Didier Tchétché, MD (Clinique Pasteur, Toulouse, France), said his institution currently performs 600 TAVRs per year with the minimalist approach. As a result, procedure times are shorter and patient recovery is better (early ambulation is stressed). “So far, we’ve had almost no waiting list,” he said. “If we want to be a big center, we have to be able to treat all these patients. We now treat patients every day, [doing] two, five, or seven procedures every day.”  

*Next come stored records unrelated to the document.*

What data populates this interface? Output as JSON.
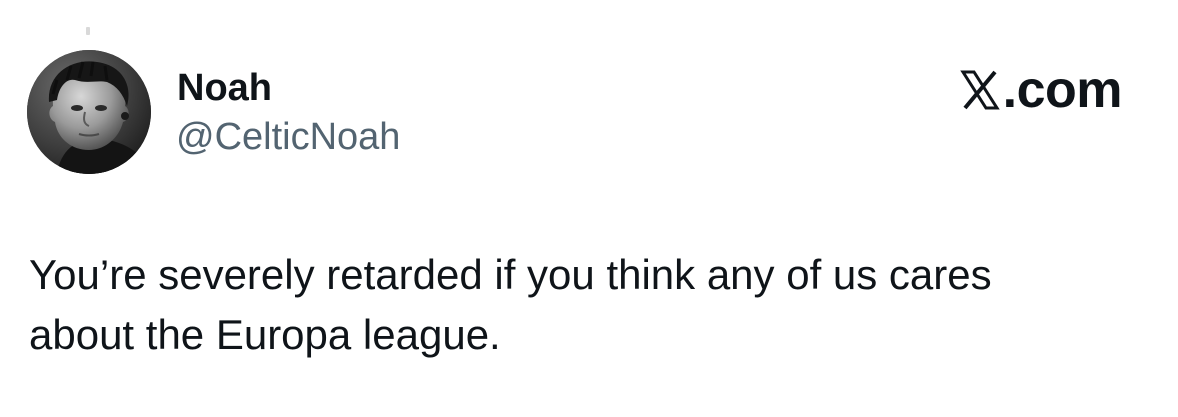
{
  "author": {
    "display_name": "Noah",
    "handle": "@CelticNoah",
    "avatar_icon": "profile-photo-avatar"
  },
  "brand": {
    "icon": "x-logo-icon",
    "domain_suffix": ".com"
  },
  "tweet": {
    "text": "You’re severely retarded if you think any of us cares\nabout the Europa league."
  },
  "colors": {
    "text_primary": "#0f1419",
    "text_secondary": "#536471",
    "background": "#ffffff"
  }
}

To TCTMD, Meduri said he doesn’t believe there is a universal minimalist protocol that will work at every hospital, but there is no debate on the importance of getting patients moving as soon as quickly possible after TAVR. At their center, where they have performed approximately 600 minimalist/optimized TAVR cases, the discharge-to-home rate is close to 95%, which is up from 60%. 

If a patient requires assisted medical services or cardiac rehabilitation after minimalist TAVR, “then something else happened in the context where I feel I didn’t do right,” said Meduri. “But if I’m able to get you back to the same state of health quickly, that tells me we at least did it in the right fashion.”

Randomized, Controlled Data Coming Soon

The Emory physicians had performed TAVR for 5 years before starting the minimalist program, or approximately 300 cases. In doing so, they transitioned from transesophageal echocardiography to transthoracic echocardiography, which they say is critical for minimalist’s success.

Speaking during the session, Thourani said that while their goals are to minimize the procedure and cost, “patient safety is paramount.” Not every patient is a candidate for minimalist TAVR, he noted, and all cases are reviewed in detail by the heart team. Patients eligible for minimalist TAVR have straightforward vascular access, weigh less than 100 kg, have coronary arteries of an acceptable height, no barriers to emergent intubation if needed, no chronic pain, and are of sound mental health.

David Wood, MD (Vancouver General Hospital, Canada), and John Webb, MD (St. Paul’s Hospital, Vancouver, Canada), are currently leading the Multidisciplinary, Multimodality, but Minimalist Approach to TAVR Study, a trial testing the efficacy, feasibility, and safety of the Vancouver 3M Clinical Pathway protocol in patients undergoing elective transfemoral TAVR. There were 13 North American centers participating in the now finished study comparing conventional TAVR versus a minimalist approach, and results will be presented at TCT 2017 in Denver, CO.

Michael O’Riordan is the Managing Editor for TCTMD. He completed his undergraduate degrees at Queen’s University in Kingston, ON, and…

Read Full Bio
  • Presentations at: TVT 2017. June 16, 2017. Chicago, IL.